- Exhibitions & Events
LectureEdition Binding in the Digital Age: Craft, Collaboration, and New Technology
This presentation will describe a collaborative, hybrid approach to edition binding that focuses on hand work but does not shun new tools and technology. John will discuss and demonstrate his recent forays into the use of laser cutters, digital mat cutting and digital printing on fabric and leather, and how they are implemented alongside more traditional “trade” practices.
William E. Loy's Nineteenth-Century American Type Designers
The title of this lecture is also that of a book by Johnston and Steven O. Saxe, published last year by Oak Knoll Press, which presents the work of William E. Loy, to whom we owe a great deal for his documentation of the important type designers of his era. From the prolific Herman Ihlenburg, who worked for MacKellar Smiths & Jordan, to William Page, the wood type manufacturer who skated on the milled planks in his stocking feet at night, Johnston will explain how these men worked and relate fascinating anecdotes about their lives.
The Living History of Type
Bill Moran, Artistic Director, Hamilton Wood Type Museum, Two Rivers Wisconsin
Alastair Johnston, type historian, Poltroon Press, Berkeley, CA
Clifton Meador, Book and Paper MFA Director, Columbia College Chicago
Paul Gehl, Custodian, John M. Wing Foundation on the History of Printing, Newberry Library
Panelists discuss how history informs type design: the printing collection as a well-connected resource, project-specific design including history, the uses and mis-uses of historic sources in type design, and more.
Improvised Design in the Colonial Era
Using type and material in the shop we
discover in a hands-on fashion how early American printers achieved striking
and distinctive effects in their bookwork with limited resources. We will
recreate pages from 18th century American books using type and ornament in the
studio and learn how expedients, such as decorative material made out of
punctuation, came to the aid of the early typographers in the American
colonies. We will also explore how these strictures created a distinctly

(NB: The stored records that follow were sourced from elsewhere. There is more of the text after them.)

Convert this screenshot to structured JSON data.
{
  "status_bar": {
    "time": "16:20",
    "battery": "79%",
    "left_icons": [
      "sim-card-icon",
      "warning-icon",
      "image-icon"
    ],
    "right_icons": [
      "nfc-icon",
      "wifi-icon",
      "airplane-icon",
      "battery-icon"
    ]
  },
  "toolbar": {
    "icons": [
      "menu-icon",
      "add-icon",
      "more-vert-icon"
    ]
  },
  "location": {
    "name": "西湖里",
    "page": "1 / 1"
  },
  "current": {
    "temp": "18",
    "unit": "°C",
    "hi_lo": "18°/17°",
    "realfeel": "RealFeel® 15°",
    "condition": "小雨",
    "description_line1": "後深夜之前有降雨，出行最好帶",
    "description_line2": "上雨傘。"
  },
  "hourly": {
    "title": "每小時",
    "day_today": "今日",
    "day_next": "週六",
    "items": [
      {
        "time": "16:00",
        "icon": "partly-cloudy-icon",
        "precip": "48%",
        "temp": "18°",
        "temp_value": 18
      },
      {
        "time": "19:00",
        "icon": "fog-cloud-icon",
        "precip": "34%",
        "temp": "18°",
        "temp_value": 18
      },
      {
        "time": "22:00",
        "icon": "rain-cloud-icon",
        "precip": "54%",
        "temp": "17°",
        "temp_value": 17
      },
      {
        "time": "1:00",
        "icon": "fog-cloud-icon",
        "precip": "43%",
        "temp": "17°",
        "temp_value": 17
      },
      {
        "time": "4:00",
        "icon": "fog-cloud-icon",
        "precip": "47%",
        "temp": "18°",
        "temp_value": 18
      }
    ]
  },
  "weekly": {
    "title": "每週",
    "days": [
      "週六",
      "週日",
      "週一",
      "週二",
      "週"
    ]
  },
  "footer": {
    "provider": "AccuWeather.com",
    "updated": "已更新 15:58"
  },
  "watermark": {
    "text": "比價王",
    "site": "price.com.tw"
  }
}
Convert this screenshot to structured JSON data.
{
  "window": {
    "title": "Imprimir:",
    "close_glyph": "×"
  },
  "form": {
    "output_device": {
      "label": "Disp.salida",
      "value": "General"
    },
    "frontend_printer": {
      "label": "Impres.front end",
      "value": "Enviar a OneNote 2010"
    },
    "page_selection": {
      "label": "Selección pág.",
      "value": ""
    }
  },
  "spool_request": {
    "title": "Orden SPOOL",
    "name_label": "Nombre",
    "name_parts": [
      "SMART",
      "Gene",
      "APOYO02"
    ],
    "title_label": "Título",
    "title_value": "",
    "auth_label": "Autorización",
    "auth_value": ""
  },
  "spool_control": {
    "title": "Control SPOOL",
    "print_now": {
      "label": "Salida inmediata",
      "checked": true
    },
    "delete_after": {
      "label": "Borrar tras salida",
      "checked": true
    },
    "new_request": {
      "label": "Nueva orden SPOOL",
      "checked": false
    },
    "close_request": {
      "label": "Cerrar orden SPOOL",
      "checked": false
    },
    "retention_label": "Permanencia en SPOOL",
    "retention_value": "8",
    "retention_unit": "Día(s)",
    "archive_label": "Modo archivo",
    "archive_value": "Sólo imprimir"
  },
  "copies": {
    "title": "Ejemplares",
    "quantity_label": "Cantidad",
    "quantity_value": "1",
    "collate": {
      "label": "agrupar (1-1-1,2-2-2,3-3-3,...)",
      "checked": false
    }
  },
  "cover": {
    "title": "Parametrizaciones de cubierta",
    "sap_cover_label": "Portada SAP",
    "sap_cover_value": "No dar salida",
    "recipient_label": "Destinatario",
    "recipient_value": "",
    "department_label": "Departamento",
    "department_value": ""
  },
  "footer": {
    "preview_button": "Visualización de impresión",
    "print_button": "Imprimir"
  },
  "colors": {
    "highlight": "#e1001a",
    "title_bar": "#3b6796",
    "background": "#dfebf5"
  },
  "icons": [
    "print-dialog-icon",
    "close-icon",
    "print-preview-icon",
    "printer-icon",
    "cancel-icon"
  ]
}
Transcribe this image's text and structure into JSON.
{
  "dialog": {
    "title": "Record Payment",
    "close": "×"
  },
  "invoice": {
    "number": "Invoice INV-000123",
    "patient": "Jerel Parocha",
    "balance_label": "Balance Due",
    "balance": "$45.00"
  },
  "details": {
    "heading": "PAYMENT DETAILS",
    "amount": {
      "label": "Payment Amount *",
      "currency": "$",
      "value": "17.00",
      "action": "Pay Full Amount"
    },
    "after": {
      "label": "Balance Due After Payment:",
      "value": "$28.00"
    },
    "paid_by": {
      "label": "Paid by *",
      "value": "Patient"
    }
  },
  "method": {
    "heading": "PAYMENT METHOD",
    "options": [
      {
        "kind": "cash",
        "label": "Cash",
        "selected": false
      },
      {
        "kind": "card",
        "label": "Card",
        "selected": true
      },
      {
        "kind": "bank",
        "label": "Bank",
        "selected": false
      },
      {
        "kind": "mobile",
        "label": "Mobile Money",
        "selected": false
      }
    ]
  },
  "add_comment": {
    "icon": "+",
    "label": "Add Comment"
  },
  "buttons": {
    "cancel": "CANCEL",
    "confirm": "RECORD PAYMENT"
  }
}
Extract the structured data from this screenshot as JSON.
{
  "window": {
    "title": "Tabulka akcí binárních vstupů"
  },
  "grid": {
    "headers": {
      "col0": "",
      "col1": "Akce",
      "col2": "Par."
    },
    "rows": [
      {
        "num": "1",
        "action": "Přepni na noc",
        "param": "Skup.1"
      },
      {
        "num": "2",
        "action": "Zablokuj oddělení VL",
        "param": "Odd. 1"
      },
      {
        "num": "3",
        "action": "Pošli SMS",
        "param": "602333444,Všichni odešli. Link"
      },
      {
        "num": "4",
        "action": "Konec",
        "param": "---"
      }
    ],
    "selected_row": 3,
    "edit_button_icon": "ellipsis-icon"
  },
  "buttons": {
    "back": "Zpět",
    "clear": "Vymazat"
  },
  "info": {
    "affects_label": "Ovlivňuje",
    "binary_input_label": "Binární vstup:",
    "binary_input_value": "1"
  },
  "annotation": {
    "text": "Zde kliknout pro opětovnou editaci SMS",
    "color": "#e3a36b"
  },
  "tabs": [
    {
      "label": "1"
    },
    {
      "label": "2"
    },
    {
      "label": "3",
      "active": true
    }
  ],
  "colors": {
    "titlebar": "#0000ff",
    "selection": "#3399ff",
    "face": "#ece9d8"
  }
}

American aesthetic, manifest later in the work of Updike, Rollins and Dwiggins,
three of the most noted American designers of the first half of the twentieth